java.io.FilePermission are read, write, execute, and delete [API 2013]. The "Permission Descriptions and Risks" guide [Oracle 2011d] enumerates the default permissions and the risks associated with granting these permissions to Java code.
Sometimes, stronger restrictions than those provided by the default security manager are necessary. Failure to provide custom permissions when no corresponding default permissions exist can lead to privilege escalation vulnerabilities that enable untrusted callers to execute restricted operations or actions.
This guideline addresses the problem of excess privileges. See SEC50-J. Avoid granting excess privileges for another approach to solving this problem.
Noncompliant Code Example
This noncompliant code example contains a privileged block that is used to perform two sensitive operations: loading a library and setting the default exception handler.
When used, the default security manager forbids the loading of the library unless the

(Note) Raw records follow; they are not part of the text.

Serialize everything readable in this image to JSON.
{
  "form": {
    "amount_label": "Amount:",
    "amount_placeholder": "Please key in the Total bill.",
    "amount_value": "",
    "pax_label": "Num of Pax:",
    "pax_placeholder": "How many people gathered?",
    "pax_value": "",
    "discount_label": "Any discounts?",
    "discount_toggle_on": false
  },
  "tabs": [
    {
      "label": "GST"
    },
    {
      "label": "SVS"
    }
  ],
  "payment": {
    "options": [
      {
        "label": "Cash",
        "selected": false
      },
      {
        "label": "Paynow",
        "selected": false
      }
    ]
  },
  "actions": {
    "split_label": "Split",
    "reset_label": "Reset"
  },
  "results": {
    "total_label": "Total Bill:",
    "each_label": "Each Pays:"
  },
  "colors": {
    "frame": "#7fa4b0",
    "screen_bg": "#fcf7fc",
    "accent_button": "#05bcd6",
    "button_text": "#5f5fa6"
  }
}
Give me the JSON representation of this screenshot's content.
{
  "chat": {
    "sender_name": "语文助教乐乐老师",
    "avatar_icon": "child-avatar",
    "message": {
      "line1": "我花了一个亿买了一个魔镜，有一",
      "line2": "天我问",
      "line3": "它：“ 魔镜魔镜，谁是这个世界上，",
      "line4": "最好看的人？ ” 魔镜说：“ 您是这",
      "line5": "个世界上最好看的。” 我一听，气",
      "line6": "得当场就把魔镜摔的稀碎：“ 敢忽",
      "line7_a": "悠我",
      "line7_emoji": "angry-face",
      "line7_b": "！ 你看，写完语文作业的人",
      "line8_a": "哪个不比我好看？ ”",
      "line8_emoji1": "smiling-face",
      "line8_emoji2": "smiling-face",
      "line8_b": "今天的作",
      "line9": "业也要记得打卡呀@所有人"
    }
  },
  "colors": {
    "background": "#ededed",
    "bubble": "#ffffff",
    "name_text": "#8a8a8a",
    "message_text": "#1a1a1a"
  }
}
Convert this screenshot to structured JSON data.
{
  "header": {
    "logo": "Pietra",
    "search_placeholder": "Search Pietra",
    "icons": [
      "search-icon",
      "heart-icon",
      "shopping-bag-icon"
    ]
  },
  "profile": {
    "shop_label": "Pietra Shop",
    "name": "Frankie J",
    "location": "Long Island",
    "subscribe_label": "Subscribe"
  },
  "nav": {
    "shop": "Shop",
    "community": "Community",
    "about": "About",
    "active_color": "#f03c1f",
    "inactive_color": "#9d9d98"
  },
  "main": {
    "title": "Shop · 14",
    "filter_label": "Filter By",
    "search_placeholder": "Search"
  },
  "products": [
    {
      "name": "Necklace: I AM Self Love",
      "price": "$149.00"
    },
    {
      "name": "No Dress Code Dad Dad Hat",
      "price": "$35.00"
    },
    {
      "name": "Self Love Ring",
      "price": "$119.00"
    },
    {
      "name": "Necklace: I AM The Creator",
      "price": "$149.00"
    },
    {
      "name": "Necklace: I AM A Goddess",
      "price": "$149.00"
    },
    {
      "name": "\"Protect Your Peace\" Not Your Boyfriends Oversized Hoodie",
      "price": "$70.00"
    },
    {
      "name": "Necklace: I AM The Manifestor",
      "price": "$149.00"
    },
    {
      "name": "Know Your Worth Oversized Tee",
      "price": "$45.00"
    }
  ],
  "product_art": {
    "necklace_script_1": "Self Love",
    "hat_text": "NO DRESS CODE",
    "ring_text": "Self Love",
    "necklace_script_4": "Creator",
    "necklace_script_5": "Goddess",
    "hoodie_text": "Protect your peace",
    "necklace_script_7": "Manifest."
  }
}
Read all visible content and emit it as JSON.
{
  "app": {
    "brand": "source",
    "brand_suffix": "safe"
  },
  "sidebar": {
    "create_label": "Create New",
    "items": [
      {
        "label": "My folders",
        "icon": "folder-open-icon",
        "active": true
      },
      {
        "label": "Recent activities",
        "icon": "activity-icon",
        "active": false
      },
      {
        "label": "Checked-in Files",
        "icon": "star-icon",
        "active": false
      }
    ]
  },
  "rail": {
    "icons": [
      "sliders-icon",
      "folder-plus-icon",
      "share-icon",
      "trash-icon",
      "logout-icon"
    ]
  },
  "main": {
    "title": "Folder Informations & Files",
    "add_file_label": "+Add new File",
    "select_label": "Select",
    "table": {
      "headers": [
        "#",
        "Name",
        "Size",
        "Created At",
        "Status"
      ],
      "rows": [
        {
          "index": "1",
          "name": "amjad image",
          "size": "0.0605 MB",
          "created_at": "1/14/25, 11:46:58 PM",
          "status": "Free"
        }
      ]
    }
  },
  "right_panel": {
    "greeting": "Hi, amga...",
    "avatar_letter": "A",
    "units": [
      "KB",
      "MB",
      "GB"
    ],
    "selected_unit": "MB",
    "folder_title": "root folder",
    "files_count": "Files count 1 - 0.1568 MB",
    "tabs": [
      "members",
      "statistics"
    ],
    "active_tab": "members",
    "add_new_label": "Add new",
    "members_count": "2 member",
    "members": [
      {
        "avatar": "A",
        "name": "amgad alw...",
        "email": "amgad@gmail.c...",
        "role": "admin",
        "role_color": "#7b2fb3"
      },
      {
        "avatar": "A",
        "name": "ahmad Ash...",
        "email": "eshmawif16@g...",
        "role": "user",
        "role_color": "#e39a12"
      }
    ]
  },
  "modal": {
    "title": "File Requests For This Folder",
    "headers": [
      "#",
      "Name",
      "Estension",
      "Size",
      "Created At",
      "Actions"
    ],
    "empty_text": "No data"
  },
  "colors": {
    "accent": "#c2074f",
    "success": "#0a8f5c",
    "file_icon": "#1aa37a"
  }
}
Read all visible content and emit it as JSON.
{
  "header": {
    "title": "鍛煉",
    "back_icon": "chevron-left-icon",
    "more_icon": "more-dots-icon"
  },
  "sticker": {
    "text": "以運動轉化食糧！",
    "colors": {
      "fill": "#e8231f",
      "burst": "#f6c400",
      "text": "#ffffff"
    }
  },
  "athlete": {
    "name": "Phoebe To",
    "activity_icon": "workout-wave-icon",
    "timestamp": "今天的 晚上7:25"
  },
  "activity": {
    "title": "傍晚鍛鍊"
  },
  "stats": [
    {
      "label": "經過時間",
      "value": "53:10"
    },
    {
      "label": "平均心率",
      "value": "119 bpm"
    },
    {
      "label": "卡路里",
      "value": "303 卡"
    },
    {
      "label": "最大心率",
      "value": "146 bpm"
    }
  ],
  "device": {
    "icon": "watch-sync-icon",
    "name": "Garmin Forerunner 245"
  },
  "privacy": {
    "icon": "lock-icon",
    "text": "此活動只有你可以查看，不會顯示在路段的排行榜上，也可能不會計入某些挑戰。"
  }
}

loadLibrary.myLib is granted in the policy file. However, the security manager does not automatically guard a caller from performing the second sensitive operation of setting the default exception handler because the permission for this operation is nondefault and, consequently, unavailable. This security weakness can be exploited, for example, by programming and installing an exception handler that reveals information that a legitimate handler would filter out.
This compliant solution defines a custom permission
ExceptionReporterPermission with target
exc.reporter to prohibit illegitimate callers from setting the default exception handler. This can be achieved by subclassing
BasicPermission, which allows binary-style permissions (either allow or disallow). The compliant solution then uses a security manager to check whether the caller has the requisite permission to set the handler. The code throws a
SecurityException if the check fails. The custom permission class
ExceptionReporterPermission is also defined with the two required constructors.
The policy file needs to grant two permissions:
ExceptionReporterPermission exc.reporter and
RuntimePermission loadlibrary.myLib. The following policy file assumes that the preceding sources reside in the
c:\package directory on a Windows-based system.
By default, permissions cannot be defined to support actions using
BasicPermission, but the actions can be freely implemented in the subclass
ExceptionReporterPermission if required.
abstract even though it contains no abstract methods; it defines all the methods that it extends from the
Permission class. The custom-defined subclass of the
BasicPermission class must define two constructors to call the most appropriate (one- or two-argument) superclass constructor (because the superclass lacks a default constructor). The two-argument constructor also accepts an action even though a basic permission does not use it. This behavior is required for constructing permission objects from the policy file. Note that the custom-defined subclass of the
BasicPermission class is declared to be
Running Java code without defining custom permissions where default permissions are inapplicable can leave an application open to privilege escalation vulnerabilities.
|[API 2013]||Class FilePermission|
|[Oaks 2001]||Chapter 5, "The Access Controller," "Permissions"|
|[Oracle 2011d]||Permissions in the Java™ SE 6 Development Kit (JDK)|
|[Oracle 2013c]||Permissions in Java SE 7 Development Kit (JDK)|
|[Policy 2010]||"Permission Descriptions and Risks"|